Companies that have been in business for extended periods of time face a marketing dilemma. Their time in business has undoubtedly created a legacy. And assuming that legacy is positive, they have the option to include the notion of “heritage” in their marketing messaging. Yet how much focus should be put on company legacy? Does it serve to make the business feel old and stale in the context of newer, nimbler competition? Or does it set the business apart as a bellwether who is strong, stable and dependable?
The answer (no surprise) depends. It depends on factors such as the competitive environment, the context for the marketing and of course the key customer care-abouts. What follows are some guidelines to help marketers make informed decisions on when to play up, and when to avoid, marketing their legacy.
1. Consider the competition
Yes, you may have been in business for 50 years. But what about your competition? Is your legacy really a differentiator? If you are in good company and legacy is a key messaging point in your industry, it may be time to downplay its importance. Avoiding a “me too” approach and focusing instead on true differentiators could be a good way to stand out in markets crowded with legacy messaging.
If, however, you are alone in celebrating decades of existence, there is a definite opportunity to use your legacy to your advantage. The critical question is how your competitors are positioned against you. Often start-ups new to an industry that has been dominated by a legacy business will point to their small size and nimbleness as an advantage. Legacy alone will not help in this situation. What is it that your brand’s legacy affords? Is it a stable platform for innovation? Is it a proven track record of success upon which to build? Celebrating a legacy for a legacy’s sake is obviously not the answer, but using that legacy as a foundation for something new and different can be a powerful combination.
2. Consider the context
The context for the marketing is another critical point of consideration when deciding on whether to leverage a legacy message. Launching a new, innovative product? The focus may be better spent on new features and game-changing functionality. Sure the company’s legacy of innovation may be part of the story, but it is far more important to focus on what is new and different.
Promoting a broad, brand-building CSR-type message? Legacy could be very appropriate to tie in, especially if you have a history of community engagement. The key is to answer the question “will my message be made stronger by reinforcing my time in business?”. And when a rich heritage story can be woven throughout the answer is typically yes.
3. Consider the audience
Just having been in business for a long time is not necessarily a reason to celebrate. What is it about your legacy that matters to your audience? Do you have a solid history of customer collaboration? Long-term client partnerships or joint venture? A track record of innovation based on prospect needs? Just saying that you have a legacy is meaningless unless it resonates in some way with your target audience. So looking through their lens is a critical decision making step. Making your legacy relevant to their business success should be the goal in communicating.
For example, General Electric, perhaps one of the original “legacy” brands, is in the midst of addressing this very issue with its recent “digital industrial” campaign. While it is impossible to ignore GE’s history as an industrial company, it nonetheless needed a way to credibly connect to the digital age. Creative execution aside, the decision to highlight GE as a “digital industrial” presents a unique approach to leveraging the company’s rich legacy while still positioning the company as forward-leaning.
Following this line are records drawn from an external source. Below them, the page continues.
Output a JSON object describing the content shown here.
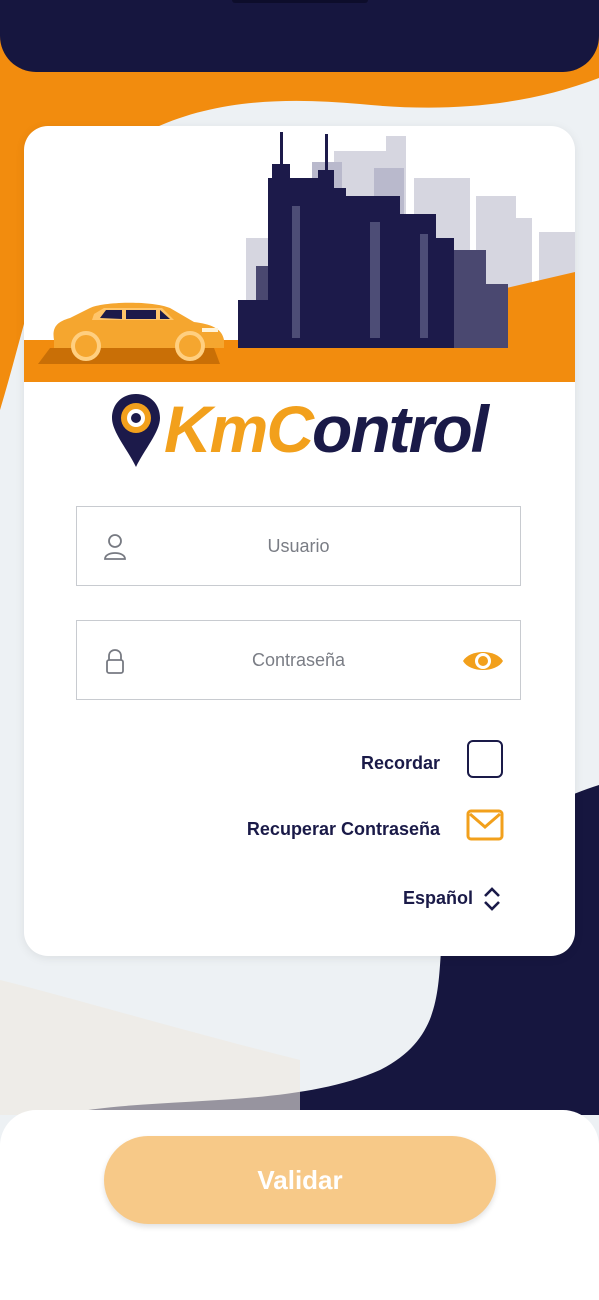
{
  "app": {
    "brand": "KmControl",
    "brand_parts": [
      "Km",
      "C",
      "ontrol"
    ]
  },
  "form": {
    "username_placeholder": "Usuario",
    "password_placeholder": "Contraseña",
    "remember_label": "Recordar",
    "remember_checked": false,
    "recover_label": "Recuperar Contraseña",
    "language_label": "Español"
  },
  "actions": {
    "validate_label": "Validar"
  },
  "icons": {
    "username": "user-icon",
    "password": "lock-icon",
    "show_password": "eye-icon",
    "recover": "mail-icon",
    "language": "chevron-up-down-icon",
    "logo": "location-pin-icon"
  },
  "colors": {
    "navy": "#16163f",
    "orange": "#f28c0e",
    "button": "#f7c988",
    "white": "#ffffff"
  }
}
In summary, a legacy message can be a powerful marketing tool when used appropriately. The keys to success are understanding the competitive landscape, considering the context and making sure that the audience is at the center of the decision.